Reproduce the listing that follows in full. Omit its images.

Start of Block

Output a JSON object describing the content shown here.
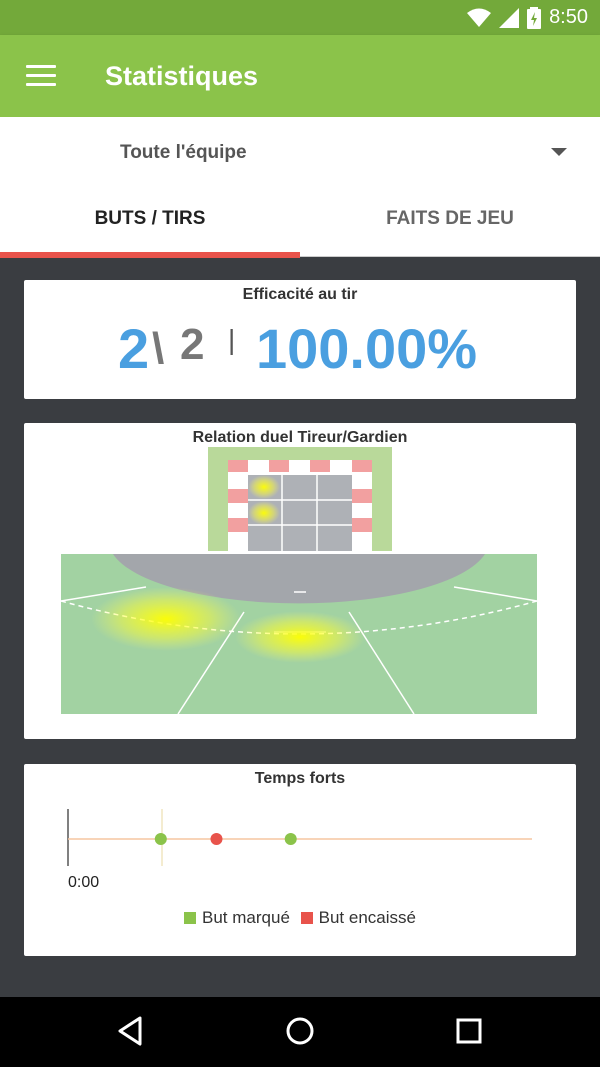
{
  "status_bar": {
    "time": "8:50",
    "icons": [
      "wifi-icon",
      "signal-icon",
      "battery-icon"
    ]
  },
  "app_bar": {
    "title": "Statistiques",
    "menu_icon": "menu-icon"
  },
  "selector": {
    "value": "Toute l'équipe"
  },
  "tabs": [
    {
      "label": "BUTS / TIRS",
      "active": true
    },
    {
      "label": "FAITS DE JEU",
      "active": false
    }
  ],
  "efficiency": {
    "title": "Efficacité au tir",
    "scored": "2",
    "separator": "\\",
    "total": "2",
    "divider": "|",
    "percentage": "100.00%"
  },
  "duel": {
    "title": "Relation duel Tireur/Gardien"
  },
  "timeline": {
    "title": "Temps forts",
    "start_label": "0:00",
    "events": [
      {
        "type": "scored",
        "position": 0.2
      },
      {
        "type": "conceded",
        "position": 0.32
      },
      {
        "type": "scored",
        "position": 0.48
      }
    ],
    "legend": [
      {
        "label": "But marqué",
        "color": "#8bc34a"
      },
      {
        "label": "But encaissé",
        "color": "#e8534b"
      }
    ]
  },
  "colors": {
    "accent": "#8bc34a",
    "tab_indicator": "#e8534b",
    "number_blue": "#4a9fe0"
  }
}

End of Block

TASK RESPONSE:
Output a JSON object describing the content shown here.
{
  "status_bar": {
    "time": "8:50",
    "icons": [
      "wifi-icon",
      "signal-icon",
      "battery-icon"
    ]
  },
  "app_bar": {
    "title": "Statistiques",
    "menu_icon": "menu-icon"
  },
  "selector": {
    "value": "Toute l'équipe"
  },
  "tabs": [
    {
      "label": "BUTS / TIRS",
      "active": true
    },
    {
      "label": "FAITS DE JEU",
      "active": false
    }
  ],
  "efficiency": {
    "title": "Efficacité au tir",
    "scored": "2",
    "separator": "\\",
    "total": "2",
    "divider": "|",
    "percentage": "100.00%"
  },
  "duel": {
    "title": "Relation duel Tireur/Gardien"
  },
  "timeline": {
    "title": "Temps forts",
    "start_label": "0:00",
    "events": [
      {
        "type": "scored",
        "position": 0.2
      },
      {
        "type": "conceded",
        "position": 0.32
      },
      {
        "type": "scored",
        "position": 0.48
      }
    ],
    "legend": [
      {
        "label": "But marqué",
        "color": "#8bc34a"
      },
      {
        "label": "But encaissé",
        "color": "#e8534b"
      }
    ]
  },
  "colors": {
    "accent": "#8bc34a",
    "tab_indicator": "#e8534b",
    "number_blue": "#4a9fe0"
  }
}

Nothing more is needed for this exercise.